Which lines below contain "Identity"? Pull them out.

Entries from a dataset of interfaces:
* * * *

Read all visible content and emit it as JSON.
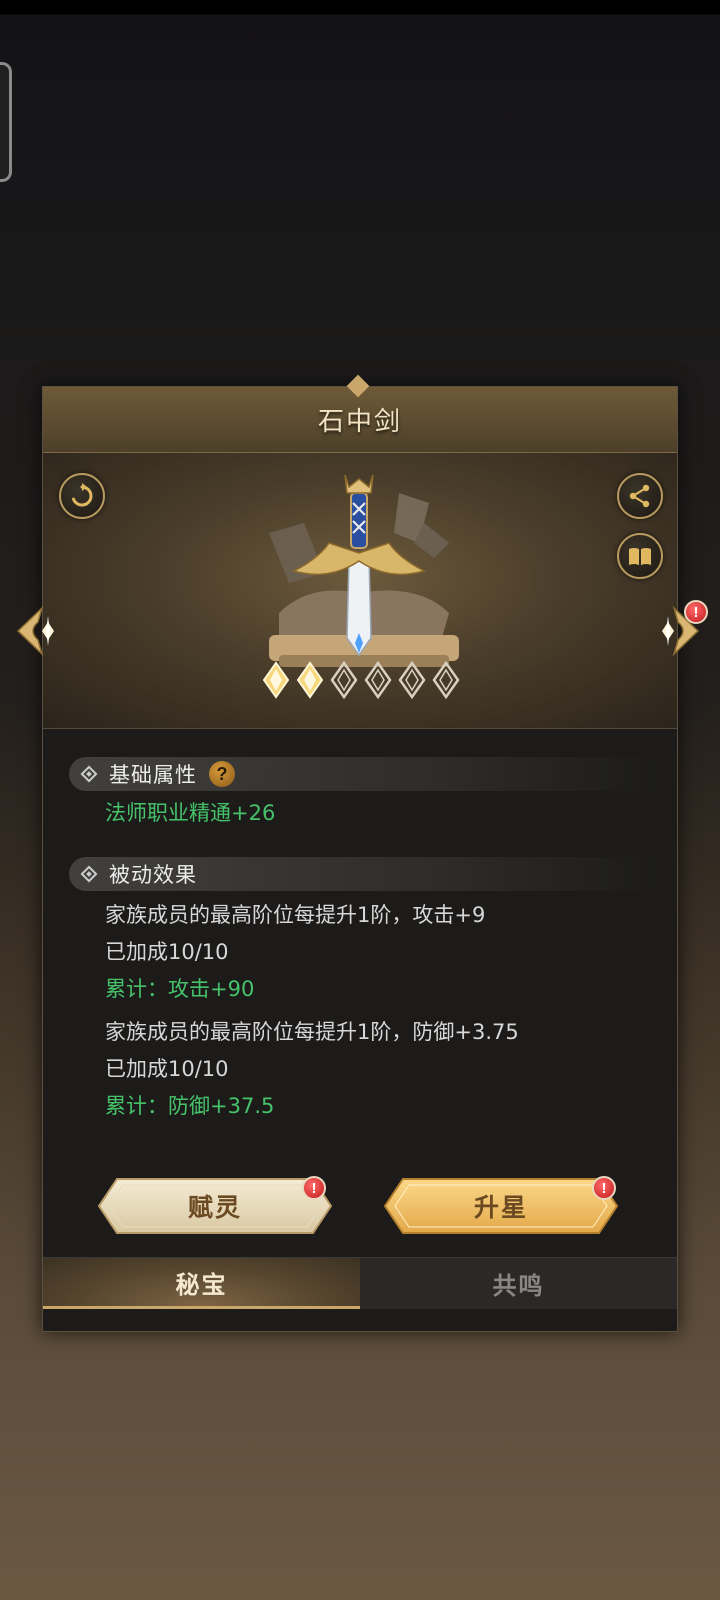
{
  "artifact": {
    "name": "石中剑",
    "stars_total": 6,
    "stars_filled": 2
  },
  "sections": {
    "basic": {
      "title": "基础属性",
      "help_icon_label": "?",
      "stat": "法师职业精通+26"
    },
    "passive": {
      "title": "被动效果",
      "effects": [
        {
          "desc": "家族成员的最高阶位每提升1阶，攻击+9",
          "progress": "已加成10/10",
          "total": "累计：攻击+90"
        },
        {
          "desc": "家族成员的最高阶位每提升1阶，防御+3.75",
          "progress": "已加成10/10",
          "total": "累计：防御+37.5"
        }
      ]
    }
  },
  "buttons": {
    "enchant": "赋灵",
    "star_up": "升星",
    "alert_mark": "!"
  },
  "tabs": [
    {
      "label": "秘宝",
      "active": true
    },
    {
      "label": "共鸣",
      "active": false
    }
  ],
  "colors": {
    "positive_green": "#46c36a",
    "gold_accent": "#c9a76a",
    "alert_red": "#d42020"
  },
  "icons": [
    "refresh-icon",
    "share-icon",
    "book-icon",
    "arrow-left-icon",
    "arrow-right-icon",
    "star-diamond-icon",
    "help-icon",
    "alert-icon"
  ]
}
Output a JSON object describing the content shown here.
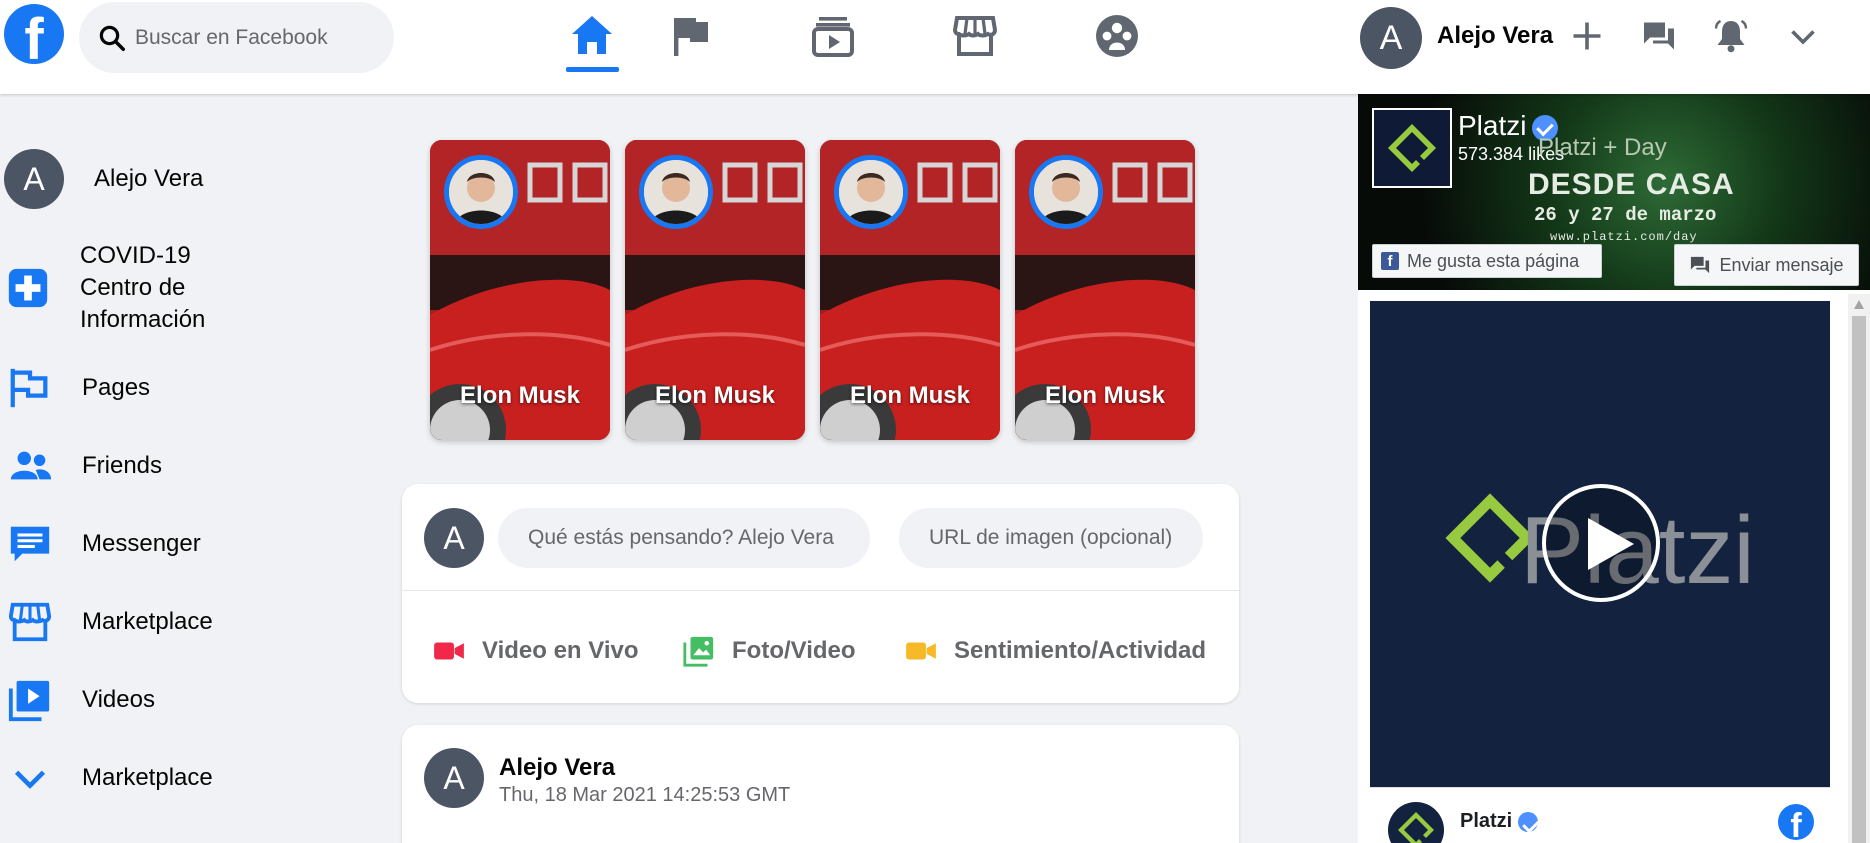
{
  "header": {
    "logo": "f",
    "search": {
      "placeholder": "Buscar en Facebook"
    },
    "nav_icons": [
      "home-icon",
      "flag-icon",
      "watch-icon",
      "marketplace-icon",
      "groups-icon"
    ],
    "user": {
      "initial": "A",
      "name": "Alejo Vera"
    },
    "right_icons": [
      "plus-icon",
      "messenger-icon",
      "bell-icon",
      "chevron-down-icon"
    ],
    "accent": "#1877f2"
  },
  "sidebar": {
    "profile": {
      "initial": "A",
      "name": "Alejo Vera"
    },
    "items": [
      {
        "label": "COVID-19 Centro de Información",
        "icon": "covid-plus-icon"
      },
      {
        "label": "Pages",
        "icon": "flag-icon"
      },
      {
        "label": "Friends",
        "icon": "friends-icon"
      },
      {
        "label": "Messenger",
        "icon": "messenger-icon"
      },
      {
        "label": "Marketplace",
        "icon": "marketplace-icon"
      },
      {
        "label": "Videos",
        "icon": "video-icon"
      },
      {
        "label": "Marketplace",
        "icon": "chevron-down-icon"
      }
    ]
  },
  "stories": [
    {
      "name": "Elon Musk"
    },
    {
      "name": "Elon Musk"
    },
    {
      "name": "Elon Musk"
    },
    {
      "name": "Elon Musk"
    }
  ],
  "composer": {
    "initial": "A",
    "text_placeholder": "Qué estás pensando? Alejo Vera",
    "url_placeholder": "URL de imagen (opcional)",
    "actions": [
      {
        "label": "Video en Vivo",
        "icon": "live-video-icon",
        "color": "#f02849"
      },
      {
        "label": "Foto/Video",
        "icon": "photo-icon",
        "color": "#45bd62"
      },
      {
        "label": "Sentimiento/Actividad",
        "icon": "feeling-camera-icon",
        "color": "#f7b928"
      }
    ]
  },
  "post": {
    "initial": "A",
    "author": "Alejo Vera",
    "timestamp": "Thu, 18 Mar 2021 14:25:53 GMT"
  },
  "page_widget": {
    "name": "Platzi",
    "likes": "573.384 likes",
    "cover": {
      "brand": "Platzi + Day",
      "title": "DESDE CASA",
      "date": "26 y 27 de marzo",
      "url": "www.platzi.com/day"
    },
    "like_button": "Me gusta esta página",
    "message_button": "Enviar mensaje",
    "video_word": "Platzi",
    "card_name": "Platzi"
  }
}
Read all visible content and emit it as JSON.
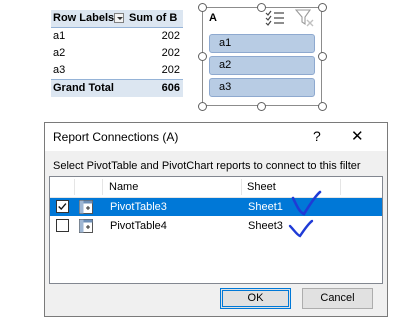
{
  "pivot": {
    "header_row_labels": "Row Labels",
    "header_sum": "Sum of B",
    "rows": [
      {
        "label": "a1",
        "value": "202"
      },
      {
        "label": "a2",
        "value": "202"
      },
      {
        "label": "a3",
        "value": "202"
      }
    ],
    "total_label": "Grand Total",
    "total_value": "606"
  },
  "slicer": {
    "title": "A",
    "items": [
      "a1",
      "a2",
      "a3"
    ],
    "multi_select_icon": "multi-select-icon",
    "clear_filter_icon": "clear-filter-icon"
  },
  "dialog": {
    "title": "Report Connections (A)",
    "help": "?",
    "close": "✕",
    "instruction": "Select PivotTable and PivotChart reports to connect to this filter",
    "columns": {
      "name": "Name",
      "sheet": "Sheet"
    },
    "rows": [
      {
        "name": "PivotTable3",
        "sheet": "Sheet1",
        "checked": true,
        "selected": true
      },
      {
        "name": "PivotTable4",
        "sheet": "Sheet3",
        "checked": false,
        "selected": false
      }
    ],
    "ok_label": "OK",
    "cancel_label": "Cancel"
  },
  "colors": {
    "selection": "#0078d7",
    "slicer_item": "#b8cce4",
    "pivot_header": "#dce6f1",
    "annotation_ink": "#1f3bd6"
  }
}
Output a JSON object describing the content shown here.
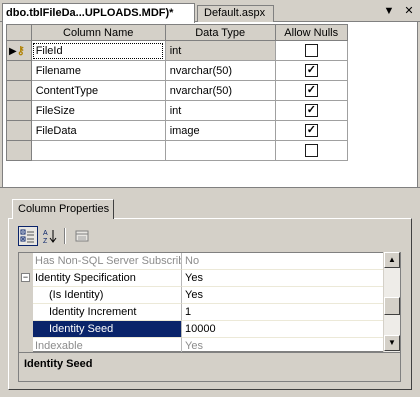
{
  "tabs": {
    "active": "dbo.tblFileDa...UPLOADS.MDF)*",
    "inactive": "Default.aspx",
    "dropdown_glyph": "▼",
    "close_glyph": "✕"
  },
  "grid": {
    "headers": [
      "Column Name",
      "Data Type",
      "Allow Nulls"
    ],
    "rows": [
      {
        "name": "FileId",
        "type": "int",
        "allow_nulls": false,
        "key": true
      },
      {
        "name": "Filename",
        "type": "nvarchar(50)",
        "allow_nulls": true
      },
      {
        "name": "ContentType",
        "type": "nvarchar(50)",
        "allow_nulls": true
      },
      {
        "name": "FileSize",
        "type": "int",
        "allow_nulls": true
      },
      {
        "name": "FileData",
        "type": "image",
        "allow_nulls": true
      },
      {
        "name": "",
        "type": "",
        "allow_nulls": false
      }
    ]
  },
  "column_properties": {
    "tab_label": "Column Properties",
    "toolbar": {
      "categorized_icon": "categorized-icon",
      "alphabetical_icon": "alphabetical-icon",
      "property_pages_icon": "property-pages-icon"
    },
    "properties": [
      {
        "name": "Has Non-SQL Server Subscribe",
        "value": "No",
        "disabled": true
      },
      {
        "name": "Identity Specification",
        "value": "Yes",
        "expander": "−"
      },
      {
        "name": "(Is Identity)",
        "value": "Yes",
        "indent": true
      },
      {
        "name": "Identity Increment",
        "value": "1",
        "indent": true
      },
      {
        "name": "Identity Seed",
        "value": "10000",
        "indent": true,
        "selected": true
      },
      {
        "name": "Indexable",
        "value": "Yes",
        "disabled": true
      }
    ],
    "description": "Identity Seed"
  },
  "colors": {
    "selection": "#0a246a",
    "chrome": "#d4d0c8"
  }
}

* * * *

Exercise output:
        "name": "Identity Specification",
        "name": "(Is Identity)",
        "name": "Identity Increment",
        "name": "Identity Seed",
    "description": "Identity Seed"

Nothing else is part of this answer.